In customary Great escape fashion, my mouth is dry and tastes of gin. My able partner in reviewing crime has remembered her pens, paper and laptop but like me she forgot toothpaste. We make do with Bonjela. Tasty it ain’t.
It’s time to hit the streets and join the 25,000 people gracing Brighton’s venues. If we stopped to think about it, the prospect of 300 bands performing over three days might induce a coronary. So we don’t. We do however; notice that everyone looks like they belong in a band.
We could quite easily take advantage of the delegate networking drinks at the Queens Hotel but that’d guarantee a swift and messy downfall. In fact, one could spend the whole bloody festival propped against the hotel’s bar (and they wouldn’t need to spend a penny). By the looks of it, some people haven’t made it to bed yet. Outside, young, fresh-faced music lovers take advantage of cheap day passes and secret street gigs. For a moment, it’s easy to forget that most people are working today… until we hoist our cameras onto our back and head off for the first of our music seminars; ‘Nets, Blogs and Rock’N’Roll Panel Discussion’. Not for you? Maybe ‘Speed Dating With Japan’, ‘Annie Nightingale celebrates 20 years Of Acid house’ or ‘the MTV Sticky Panel’ are a little more appetising.
Today is interview heavy. We pound the streets of Brighton towards the beachfront where Canadian band Born Ruffians are due to chat to us after their sound check. Bands however, are never on time and after a few pebble induced bruises we curse the wasted hour and agree to meet the late (but lovely) lads before their gig. UK crooner Tom Baxter is next and against the Speigeltent backdrop he reveals one particularly memorable Brighton birthday experience. “We got very dunk. All I remember is wondering around in the rain trying to find out where we were going to sleep. We slept in the basement of a girl’s house – seven of us in one room.”

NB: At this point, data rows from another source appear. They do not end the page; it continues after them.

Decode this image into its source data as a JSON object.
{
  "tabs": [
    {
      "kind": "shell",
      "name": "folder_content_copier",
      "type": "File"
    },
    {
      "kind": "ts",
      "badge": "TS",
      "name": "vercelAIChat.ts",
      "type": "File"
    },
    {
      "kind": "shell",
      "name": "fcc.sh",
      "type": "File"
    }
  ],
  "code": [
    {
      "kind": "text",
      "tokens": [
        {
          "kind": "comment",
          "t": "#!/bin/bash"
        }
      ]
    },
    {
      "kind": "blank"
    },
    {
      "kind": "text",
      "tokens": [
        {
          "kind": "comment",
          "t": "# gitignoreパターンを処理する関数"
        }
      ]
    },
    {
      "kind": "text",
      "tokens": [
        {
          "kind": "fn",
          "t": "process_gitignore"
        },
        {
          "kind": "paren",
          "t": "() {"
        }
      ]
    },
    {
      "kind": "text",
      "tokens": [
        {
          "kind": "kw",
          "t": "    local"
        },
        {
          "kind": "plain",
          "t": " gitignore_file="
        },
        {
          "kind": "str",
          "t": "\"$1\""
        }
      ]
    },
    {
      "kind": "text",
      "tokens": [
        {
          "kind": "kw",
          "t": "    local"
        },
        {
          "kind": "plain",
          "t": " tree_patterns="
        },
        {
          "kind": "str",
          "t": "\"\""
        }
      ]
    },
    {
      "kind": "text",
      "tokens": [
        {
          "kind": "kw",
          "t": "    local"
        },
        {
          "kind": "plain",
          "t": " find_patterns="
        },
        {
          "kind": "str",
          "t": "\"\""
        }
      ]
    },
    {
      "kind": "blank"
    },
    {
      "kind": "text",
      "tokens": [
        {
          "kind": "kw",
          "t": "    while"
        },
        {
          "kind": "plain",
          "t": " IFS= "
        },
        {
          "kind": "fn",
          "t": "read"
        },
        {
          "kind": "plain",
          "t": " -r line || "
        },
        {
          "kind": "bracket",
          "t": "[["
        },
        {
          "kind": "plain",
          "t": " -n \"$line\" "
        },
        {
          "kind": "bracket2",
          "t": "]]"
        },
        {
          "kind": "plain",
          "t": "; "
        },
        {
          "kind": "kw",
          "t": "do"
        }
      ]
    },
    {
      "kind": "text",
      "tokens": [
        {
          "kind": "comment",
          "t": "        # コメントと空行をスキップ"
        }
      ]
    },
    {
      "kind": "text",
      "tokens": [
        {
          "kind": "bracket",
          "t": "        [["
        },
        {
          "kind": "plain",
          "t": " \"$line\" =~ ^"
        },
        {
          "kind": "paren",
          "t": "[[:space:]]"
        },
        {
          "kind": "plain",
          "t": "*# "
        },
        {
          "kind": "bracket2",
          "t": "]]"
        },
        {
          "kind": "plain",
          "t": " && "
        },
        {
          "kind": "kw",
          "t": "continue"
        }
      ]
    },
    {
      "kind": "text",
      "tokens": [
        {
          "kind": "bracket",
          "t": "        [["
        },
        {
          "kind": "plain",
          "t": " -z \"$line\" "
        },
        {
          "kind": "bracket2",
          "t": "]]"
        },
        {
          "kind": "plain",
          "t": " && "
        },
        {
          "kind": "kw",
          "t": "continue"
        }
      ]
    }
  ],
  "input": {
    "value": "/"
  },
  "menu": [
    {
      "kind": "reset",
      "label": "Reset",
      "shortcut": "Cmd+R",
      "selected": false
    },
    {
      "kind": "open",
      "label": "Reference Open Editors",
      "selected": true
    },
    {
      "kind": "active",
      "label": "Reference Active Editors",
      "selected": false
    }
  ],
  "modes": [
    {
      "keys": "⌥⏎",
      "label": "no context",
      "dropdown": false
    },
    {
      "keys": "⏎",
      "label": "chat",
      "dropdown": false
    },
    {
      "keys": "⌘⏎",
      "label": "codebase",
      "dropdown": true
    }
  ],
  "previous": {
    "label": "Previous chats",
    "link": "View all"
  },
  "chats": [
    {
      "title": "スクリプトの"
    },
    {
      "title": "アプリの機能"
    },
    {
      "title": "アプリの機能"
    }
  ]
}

Born Ruffians finally catch up with us and we perch on a log to talk about the differences between Toronto and Brighton. Many, it seems. Talk turns to tour buses… it seems the guys get around in a tiny piece of crap. I don’t believe them until a bruised and battered automobile turns up to collect them. They don’t travel in style but the lads pump out quirky Pop worthy of a pimped up beast on wheels. I’d throw in a few mechanical wonder words but I don’t know any. Check the band out at their Hoxton Bar and Grill album launch on May 27th.
The Young Knives are the next band lined up for our interview hot seat and where better to do it than their dressing room. The trio of tweed-loving musicians look like your average librarian but have the pulling power of well… Rock stars. That’s pure assumption of course. The guys are as funnier than Russell Brand on crack and the next twenty minutes involved conversations ranging from Bananaman to Tina Turner’s footwear.
We consume food.
Aussie youngsters Operator Please prove that age nor experience matter. Their pulse-enhancing power Pop blows the roof off the tiny Water Margin. I feel patriotic. Once again, I’m too short to see a thing. To the band’s credit, it doesn’t make any difference – these feisty school kids work eardrum wonders. The future had better watch out.
The night ends in a flurry of interview transcribing. Bring on the last interview tomorrow. My hair is itching to be let the hell down. Elsewhere, revellers just start kicking into the We Are Scientist gig celebrations. Tomorrow we will regret missing this. And the day after, and the day after that.
Stay tuned for the liver-testing tales of day three.